The act of offering sacrifices in the Holy Temple is central to our connection with the Divine. * There is power in understanding our ancient rituals. * On Rambam's Laws of Sacrifices, Ch. 18.
In ancient times, a Temple stood as the nexus of the Jewish connection to the Divine. Today, while we no longer have that physical space, the teachings from our sages about the practices in the Temple offer lessons of spiritual depth and timeless wisdom.
Rambam, in his monumental work, the Mishneh Torah, delineates the laws surrounding sacrifices in his section "Maaseh Hakorbanot." From this section, we gain the understanding that the act of sacrifice was not merely about bringing an animal or a meal offering. It was an embodiment of one's commitment, love, and fear of the Almighty. "There is a positive commandment to offer all of the sacrifices - whether sacrifices of animals or fowl or meal-offerings - in [God's] chosen house," teaches the Rambam (Maaseh Hakorbanot 18:1), highlighting the importance of location and intent in our offerings (Deuteronomy 12:14).
But, what strikes the modern reader is the gravity of consequences for those who offered sacrifices outside the designated Temple Courtyard. The very act of making an offering, intended to be a gesture of devotion, when done outside the prescribed boundaries, was considered a grave transgression.
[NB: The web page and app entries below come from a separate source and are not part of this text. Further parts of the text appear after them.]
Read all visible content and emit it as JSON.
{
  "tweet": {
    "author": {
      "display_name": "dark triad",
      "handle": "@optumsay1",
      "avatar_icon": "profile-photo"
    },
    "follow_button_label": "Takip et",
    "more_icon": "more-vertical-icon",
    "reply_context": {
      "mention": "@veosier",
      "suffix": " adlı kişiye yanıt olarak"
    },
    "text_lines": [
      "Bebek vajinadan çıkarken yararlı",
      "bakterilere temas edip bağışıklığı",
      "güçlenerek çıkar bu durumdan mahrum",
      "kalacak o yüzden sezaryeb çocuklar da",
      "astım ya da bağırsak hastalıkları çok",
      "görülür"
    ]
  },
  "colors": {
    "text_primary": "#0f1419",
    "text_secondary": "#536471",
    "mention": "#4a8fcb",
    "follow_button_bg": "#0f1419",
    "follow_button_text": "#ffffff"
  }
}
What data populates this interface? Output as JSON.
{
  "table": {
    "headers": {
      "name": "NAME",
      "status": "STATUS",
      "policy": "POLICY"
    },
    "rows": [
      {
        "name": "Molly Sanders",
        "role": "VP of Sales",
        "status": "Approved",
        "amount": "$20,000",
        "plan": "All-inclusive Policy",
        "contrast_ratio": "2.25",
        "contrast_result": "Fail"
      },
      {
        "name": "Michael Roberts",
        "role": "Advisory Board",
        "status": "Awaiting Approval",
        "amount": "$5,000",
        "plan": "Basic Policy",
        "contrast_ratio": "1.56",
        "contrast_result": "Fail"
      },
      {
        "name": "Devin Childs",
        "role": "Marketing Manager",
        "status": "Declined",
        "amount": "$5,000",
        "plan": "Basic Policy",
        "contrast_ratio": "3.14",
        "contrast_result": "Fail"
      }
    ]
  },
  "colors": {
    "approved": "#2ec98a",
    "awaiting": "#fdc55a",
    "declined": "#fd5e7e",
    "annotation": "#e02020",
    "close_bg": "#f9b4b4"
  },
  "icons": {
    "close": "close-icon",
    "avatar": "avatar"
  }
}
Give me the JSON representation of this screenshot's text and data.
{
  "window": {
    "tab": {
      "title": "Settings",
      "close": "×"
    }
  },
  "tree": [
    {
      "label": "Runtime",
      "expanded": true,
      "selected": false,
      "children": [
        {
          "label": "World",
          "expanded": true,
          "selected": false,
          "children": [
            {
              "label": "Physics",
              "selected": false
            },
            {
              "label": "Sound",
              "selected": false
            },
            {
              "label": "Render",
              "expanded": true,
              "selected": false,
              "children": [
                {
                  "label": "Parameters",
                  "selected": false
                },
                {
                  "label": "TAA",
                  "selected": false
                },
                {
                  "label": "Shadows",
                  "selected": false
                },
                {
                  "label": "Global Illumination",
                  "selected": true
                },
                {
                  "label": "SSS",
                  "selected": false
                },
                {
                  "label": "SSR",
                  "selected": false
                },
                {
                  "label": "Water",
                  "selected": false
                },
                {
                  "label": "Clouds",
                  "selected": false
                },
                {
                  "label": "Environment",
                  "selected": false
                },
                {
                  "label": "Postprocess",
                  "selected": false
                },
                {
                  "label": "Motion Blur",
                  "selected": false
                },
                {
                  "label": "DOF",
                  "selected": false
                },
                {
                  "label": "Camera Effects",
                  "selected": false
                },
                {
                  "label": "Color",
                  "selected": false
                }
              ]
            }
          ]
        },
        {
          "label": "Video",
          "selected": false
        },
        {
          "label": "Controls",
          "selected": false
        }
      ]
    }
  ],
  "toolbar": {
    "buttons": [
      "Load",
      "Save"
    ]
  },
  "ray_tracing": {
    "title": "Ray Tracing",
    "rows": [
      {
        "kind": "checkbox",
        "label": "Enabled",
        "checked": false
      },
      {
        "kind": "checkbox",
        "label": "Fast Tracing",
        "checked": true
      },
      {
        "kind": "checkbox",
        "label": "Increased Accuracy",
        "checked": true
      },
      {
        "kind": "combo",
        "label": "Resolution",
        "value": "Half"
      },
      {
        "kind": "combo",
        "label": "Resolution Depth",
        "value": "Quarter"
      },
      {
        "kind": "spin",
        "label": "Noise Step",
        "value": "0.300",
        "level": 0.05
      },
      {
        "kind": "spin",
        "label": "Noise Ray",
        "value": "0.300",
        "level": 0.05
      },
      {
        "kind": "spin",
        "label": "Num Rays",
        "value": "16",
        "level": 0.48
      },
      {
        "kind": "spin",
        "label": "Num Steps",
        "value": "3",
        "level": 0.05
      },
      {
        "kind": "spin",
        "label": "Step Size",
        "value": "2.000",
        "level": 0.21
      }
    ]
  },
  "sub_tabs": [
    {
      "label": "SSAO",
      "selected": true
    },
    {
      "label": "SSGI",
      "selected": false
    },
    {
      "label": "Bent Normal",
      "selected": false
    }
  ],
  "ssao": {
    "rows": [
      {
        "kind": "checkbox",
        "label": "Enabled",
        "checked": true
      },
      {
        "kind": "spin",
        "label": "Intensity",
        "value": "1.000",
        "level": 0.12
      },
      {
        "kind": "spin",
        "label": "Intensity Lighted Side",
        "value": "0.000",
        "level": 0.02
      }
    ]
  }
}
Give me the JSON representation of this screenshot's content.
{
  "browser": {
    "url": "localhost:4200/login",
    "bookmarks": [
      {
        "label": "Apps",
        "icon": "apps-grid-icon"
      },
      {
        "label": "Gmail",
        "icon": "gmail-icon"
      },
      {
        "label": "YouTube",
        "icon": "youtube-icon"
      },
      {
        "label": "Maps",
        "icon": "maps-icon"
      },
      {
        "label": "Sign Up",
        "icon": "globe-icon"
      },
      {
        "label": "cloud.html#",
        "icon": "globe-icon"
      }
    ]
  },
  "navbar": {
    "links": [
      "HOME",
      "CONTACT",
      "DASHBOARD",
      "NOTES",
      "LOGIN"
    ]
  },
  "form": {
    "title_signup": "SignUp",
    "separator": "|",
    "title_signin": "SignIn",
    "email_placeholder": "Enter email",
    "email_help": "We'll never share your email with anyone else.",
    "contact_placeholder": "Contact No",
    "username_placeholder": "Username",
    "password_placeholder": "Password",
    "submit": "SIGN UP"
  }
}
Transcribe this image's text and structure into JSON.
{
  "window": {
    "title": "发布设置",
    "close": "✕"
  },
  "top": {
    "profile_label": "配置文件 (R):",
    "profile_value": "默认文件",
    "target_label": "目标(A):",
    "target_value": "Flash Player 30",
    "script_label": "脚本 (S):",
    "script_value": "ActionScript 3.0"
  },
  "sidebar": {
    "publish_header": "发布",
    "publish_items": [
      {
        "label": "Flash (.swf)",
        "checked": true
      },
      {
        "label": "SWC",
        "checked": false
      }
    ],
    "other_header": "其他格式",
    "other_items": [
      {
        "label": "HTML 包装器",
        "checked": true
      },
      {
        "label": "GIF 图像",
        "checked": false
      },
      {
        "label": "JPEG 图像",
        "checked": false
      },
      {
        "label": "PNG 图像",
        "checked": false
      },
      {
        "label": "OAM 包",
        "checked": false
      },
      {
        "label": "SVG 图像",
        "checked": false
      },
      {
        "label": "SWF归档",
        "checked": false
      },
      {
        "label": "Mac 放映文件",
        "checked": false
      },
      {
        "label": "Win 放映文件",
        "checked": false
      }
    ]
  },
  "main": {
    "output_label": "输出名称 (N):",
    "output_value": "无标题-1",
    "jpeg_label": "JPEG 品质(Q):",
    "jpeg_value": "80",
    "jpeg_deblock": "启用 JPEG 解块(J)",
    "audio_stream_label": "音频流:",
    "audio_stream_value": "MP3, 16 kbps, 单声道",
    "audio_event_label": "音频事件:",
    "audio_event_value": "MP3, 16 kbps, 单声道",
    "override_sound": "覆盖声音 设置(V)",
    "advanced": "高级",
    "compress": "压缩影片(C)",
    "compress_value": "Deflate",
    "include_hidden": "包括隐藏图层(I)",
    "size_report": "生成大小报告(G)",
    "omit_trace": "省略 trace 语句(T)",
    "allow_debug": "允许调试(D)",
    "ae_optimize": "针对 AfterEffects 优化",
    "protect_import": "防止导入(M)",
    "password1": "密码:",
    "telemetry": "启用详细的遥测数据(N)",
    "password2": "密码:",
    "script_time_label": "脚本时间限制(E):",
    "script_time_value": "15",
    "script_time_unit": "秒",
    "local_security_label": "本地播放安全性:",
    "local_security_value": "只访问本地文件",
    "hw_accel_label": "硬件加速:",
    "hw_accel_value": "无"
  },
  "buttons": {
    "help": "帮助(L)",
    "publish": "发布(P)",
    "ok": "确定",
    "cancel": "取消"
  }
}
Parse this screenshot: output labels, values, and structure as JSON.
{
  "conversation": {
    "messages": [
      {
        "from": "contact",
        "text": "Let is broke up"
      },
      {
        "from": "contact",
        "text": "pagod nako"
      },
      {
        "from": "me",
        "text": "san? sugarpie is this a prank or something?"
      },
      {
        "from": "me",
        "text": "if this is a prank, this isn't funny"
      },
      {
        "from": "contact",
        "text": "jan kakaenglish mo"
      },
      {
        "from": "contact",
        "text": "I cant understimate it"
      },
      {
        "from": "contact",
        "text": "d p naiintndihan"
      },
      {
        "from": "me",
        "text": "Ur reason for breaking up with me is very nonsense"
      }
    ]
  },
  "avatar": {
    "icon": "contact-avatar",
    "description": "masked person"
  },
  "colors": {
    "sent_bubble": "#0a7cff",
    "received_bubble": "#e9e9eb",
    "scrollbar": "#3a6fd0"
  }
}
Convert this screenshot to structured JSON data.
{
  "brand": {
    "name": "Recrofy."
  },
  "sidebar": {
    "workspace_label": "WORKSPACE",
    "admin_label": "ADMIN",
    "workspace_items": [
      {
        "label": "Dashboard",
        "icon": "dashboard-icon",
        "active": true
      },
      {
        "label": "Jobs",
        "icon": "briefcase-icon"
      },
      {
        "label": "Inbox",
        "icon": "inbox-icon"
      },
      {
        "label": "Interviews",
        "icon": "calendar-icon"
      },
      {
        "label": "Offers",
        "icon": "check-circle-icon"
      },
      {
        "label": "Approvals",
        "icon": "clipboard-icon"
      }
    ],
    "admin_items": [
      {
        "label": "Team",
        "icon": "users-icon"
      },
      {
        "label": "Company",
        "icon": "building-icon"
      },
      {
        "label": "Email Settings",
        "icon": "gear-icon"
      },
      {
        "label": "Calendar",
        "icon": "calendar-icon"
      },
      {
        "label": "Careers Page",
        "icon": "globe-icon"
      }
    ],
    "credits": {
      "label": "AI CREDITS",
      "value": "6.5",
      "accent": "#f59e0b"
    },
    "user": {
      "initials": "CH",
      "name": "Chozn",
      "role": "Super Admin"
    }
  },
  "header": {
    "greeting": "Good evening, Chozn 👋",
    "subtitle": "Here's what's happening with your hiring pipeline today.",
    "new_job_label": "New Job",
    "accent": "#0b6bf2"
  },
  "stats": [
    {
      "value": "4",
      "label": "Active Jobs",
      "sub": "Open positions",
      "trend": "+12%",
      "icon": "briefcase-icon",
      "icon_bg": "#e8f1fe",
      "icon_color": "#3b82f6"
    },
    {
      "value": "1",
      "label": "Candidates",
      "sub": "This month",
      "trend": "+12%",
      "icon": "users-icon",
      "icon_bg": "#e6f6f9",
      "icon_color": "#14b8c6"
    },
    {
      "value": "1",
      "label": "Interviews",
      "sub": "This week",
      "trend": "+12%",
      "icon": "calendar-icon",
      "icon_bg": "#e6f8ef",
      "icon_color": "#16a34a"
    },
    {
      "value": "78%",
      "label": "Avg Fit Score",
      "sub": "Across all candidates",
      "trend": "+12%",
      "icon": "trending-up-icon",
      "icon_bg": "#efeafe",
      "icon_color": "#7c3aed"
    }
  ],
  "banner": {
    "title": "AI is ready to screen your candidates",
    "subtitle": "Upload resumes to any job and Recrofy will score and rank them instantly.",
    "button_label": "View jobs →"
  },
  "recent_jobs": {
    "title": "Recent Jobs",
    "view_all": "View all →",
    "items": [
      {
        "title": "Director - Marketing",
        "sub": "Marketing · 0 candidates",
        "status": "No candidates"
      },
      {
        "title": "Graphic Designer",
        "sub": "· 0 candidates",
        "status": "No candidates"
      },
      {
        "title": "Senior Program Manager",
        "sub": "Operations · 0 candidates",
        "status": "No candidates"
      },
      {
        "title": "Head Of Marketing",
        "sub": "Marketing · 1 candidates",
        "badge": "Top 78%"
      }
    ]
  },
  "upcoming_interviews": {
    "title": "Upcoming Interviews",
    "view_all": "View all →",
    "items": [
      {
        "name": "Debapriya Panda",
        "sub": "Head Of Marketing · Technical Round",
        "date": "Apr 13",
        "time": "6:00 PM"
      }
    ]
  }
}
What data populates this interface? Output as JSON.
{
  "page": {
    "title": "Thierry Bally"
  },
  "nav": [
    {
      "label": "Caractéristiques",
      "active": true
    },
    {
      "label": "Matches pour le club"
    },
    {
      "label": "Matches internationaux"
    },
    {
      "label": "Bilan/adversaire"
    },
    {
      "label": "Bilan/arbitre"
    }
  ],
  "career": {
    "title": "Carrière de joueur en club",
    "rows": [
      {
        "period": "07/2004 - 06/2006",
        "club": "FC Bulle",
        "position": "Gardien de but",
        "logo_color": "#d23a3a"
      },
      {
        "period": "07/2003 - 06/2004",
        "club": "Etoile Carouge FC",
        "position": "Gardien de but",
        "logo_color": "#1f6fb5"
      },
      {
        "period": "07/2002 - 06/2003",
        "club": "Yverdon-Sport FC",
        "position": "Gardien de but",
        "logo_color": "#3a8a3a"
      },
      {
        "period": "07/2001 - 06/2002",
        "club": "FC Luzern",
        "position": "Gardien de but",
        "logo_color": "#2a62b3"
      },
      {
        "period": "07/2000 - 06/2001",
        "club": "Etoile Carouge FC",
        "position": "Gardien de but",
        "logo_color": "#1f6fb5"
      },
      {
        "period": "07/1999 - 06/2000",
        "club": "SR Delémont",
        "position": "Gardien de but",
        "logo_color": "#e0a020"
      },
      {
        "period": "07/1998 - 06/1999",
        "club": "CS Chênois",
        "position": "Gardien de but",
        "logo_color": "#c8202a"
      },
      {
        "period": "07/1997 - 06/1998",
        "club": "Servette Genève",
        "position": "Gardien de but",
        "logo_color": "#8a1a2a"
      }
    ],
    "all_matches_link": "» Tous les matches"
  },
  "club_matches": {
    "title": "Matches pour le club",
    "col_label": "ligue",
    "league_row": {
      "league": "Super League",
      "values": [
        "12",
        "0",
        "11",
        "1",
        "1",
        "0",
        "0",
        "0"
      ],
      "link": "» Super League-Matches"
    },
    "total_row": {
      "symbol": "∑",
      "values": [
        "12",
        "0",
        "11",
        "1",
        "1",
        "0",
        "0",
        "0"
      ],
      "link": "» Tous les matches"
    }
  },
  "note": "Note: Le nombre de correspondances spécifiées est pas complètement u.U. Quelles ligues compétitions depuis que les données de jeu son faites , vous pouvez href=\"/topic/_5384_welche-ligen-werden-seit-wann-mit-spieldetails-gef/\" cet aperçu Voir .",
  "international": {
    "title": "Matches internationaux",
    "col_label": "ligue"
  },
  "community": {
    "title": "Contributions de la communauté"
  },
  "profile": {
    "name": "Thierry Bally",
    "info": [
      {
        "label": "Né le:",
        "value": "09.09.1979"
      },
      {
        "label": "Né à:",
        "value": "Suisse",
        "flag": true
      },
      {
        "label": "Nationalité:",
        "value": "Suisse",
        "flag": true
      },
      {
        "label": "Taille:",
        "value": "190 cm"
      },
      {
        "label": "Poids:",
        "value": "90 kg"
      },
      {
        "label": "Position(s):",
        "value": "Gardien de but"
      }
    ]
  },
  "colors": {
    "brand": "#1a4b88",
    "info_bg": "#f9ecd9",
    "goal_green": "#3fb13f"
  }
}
Why?
Perhaps, this stems from the broader lesson that there is an order and purpose to every mitzvah we perform. Just as each component of a clock has its place and function, so too does each ritual and commandment in Judaism. The location was vital because the Temple was not just a building; it was a conduit of divine energy. Offering sacrifices outside of it disrupted the sacred harmony.
Drawing from Chassidic teachings, the Lubavitcher Rebbe once explained that while the Temple sacrifices are no longer physically present in our lives, the spiritual essence of these practices remains deeply rooted. The act of sacrifice teaches us humility, devotion, and the art of giving up something tangible to connect with the intangible. It's an act of binding the physical to the spiritual.
The Baal Shem Tov, the founder of the Chassidic movement, took this teaching a step further. He taught that every act we do can be a form of sacrifice, a way of elevating the mundane to the divine. While we might not be offering animals on an altar, our daily acts of kindness, charity, and love serve as our modern-day sacrifices, connecting us to our rich past and the Divine.
Now, here's a powerful hook for introspection: What are our personal 'sacrifices' today? And, are they offered at the right 'altar' or are they misplaced? The consequences for offering sacrifices in the wrong location were dire, underscoring the importance of intention and placement in our acts of devotion. Similarly, our actions today must align with our values, beliefs, and the greater good.
In conclusion, Rambam's teachings from "Maaseh Hakorbanot" remind us that the essence of sacrifice lies not just in the act but in the intention and location. Every act of giving up something for a higher purpose, when done with intention and in the right space, becomes a bridge between the finite and the infinite. While we no longer have a physical Temple, the lessons from our sages breathe life into our modern practices, reminding us of our eternal bond with the Divine and the undying relevance of our traditions.